- Chip-enabled technology now does more in the way of fraud protection than signatures.
- Companies can still require a signature for purchases, but it "serves basically no
purpose," according to one credit card expert.
Signing for a purchase is no longer a reliable safety measure. In fact, it hasn't been for years.
"The signature is a relic of the old school credit-card technology," credit expert John Ulzheimer told Business Insider following the news that the four major credit card companies - Visa, MasterCard, Discover, and American Express - have said they will no longer require customers to sign their receipts when they check out at stores.
The change will hit many stores beginning at the end of April, reported The New York Times.
"At one time your signature indicated that you agreed to the terms and conditions of your cardholder agreement, which most people never read," said Ulzheimer, who formerly worked at FICO and Equifax.

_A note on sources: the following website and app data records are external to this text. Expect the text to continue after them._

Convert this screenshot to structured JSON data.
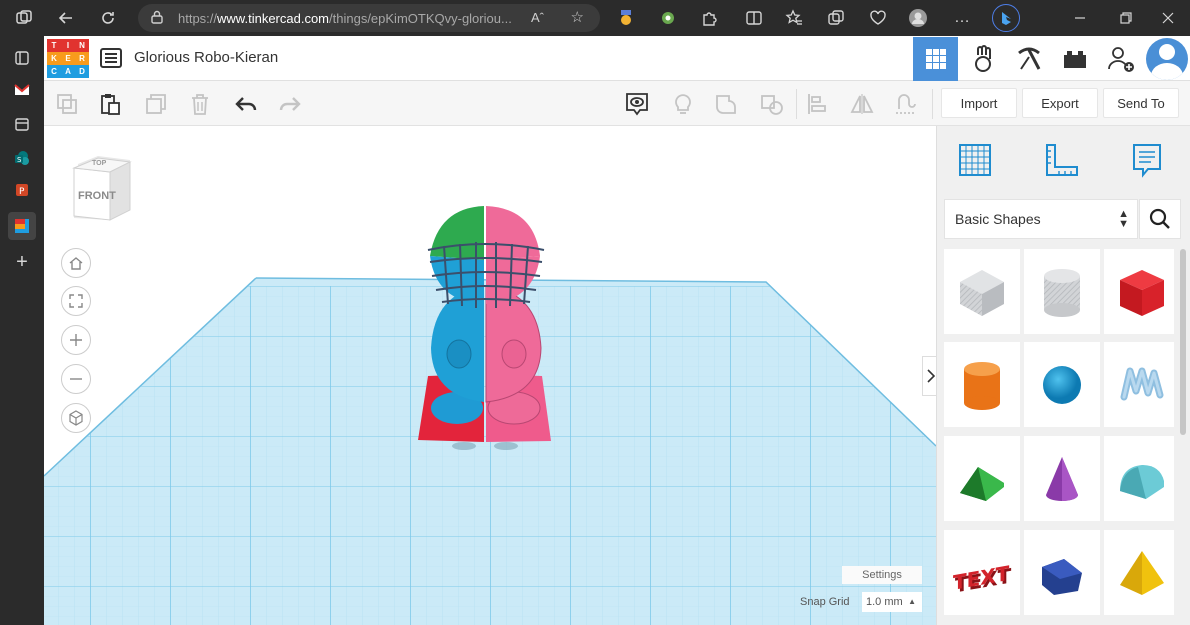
{
  "browser": {
    "url_prefix": "https://",
    "url_domain": "www.tinkercad.com",
    "url_path": "/things/epKimOTKQvy-gloriou...",
    "reader_icon": "Aˆ",
    "icons": [
      "tabs-icon",
      "back-icon",
      "reload-icon",
      "site-info-icon",
      "favorite-icon",
      "extension-icons",
      "bing-icon",
      "minimize-icon",
      "maximize-icon",
      "close-icon"
    ]
  },
  "app": {
    "logo_letters": [
      "T",
      "I",
      "N",
      "K",
      "E",
      "R",
      "C",
      "A",
      "D"
    ],
    "logo_colors": [
      "#e1332f",
      "#e1332f",
      "#e1332f",
      "#f89b1c",
      "#f89b1c",
      "#f89b1c",
      "#1f9de0",
      "#1f9de0",
      "#1f9de0"
    ],
    "design_title": "Glorious Robo-Kieran",
    "accent": "#4a90d9"
  },
  "toolbar": {
    "import_label": "Import",
    "export_label": "Export",
    "send_to_label": "Send To"
  },
  "workplane": {
    "viewcube_top": "TOP",
    "viewcube_front": "FRONT",
    "settings_label": "Settings",
    "snap_grid_label": "Snap Grid",
    "snap_grid_value": "1.0 mm",
    "grid_color": "#7ec9ea"
  },
  "panel": {
    "category": "Basic Shapes",
    "shapes": [
      {
        "name": "box-hole",
        "color": "#c7c9cc"
      },
      {
        "name": "cylinder-hole",
        "color": "#cfd1d3"
      },
      {
        "name": "box",
        "color": "#d71f26"
      },
      {
        "name": "cylinder",
        "color": "#f07f1e"
      },
      {
        "name": "sphere",
        "color": "#1596d0"
      },
      {
        "name": "scribble",
        "color": "#8fbfe0"
      },
      {
        "name": "roof",
        "color": "#2ea03a"
      },
      {
        "name": "cone",
        "color": "#8a3aa8"
      },
      {
        "name": "round-roof",
        "color": "#5bc3cf"
      },
      {
        "name": "text",
        "color": "#d3232b"
      },
      {
        "name": "polygon",
        "color": "#24408f"
      },
      {
        "name": "pyramid",
        "color": "#f0c20e"
      }
    ]
  }
}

"At this point the signature is waste of time and serves basically no purpose," he said, adding that he's previously allowed his 10-year-old child to sign for him, or even draw a doodle.

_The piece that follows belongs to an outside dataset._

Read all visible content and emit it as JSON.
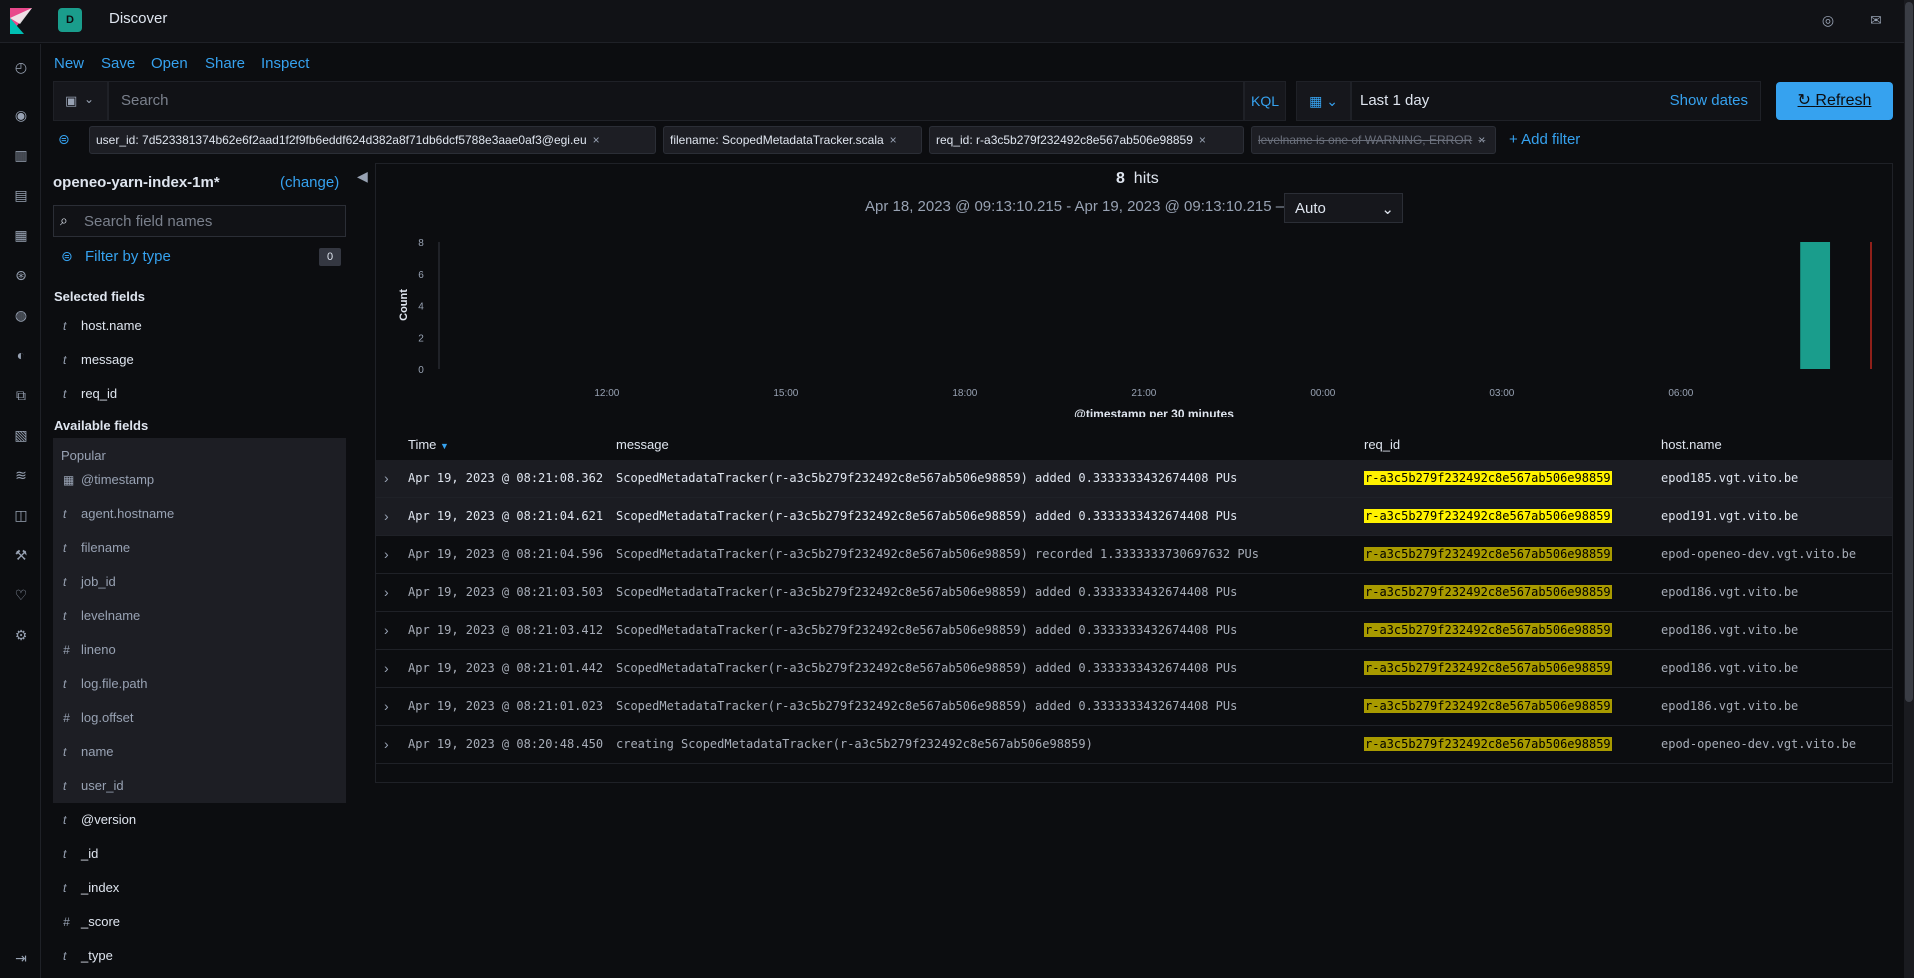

"Even when I do sign the signature pad it looks nothing like my actual signature so there's no high-tech algorithm running in the background trying to match your signature to whatever you scribbled at the point of sale," Ulzheimer said. "In the grand scheme of things, you have no liability for credit card fraud anyway so whether you have to sign something or not doesn't really mean anything."
While retailers have the option to continue to require signatures, it seems that few major companies will do so, reported Business Insider's Kate Taylor. Target plans to eliminate the requirement this month, according to The Times, while a Walmart spokesman called signatures "worthless" and said the company would also stop requiring them.
EMV chip technology now does more in the way of fraud protection than signatures did in recent years. Though the United States only adopted microchip technology around 2015, years behind Europe and Asia, it's taken hold quickly. Data released last December by Visa shows merchants who offered EMV transactions saw a 66% decline in counterfeit fraud. And just under two-thirds of all US Visa cards, or 463 million cards, had chips by the end of September 2017.
Visa was the last of the major credit card companies to announce its elimination of receipt signatures, calling it "the responsible next step to enhance security and convenience at the point of sale."
"If retailers are comfortable without the signature then so be it," Ulzheimer said. "It'll save me the five seconds it takes me to scribble on the pad."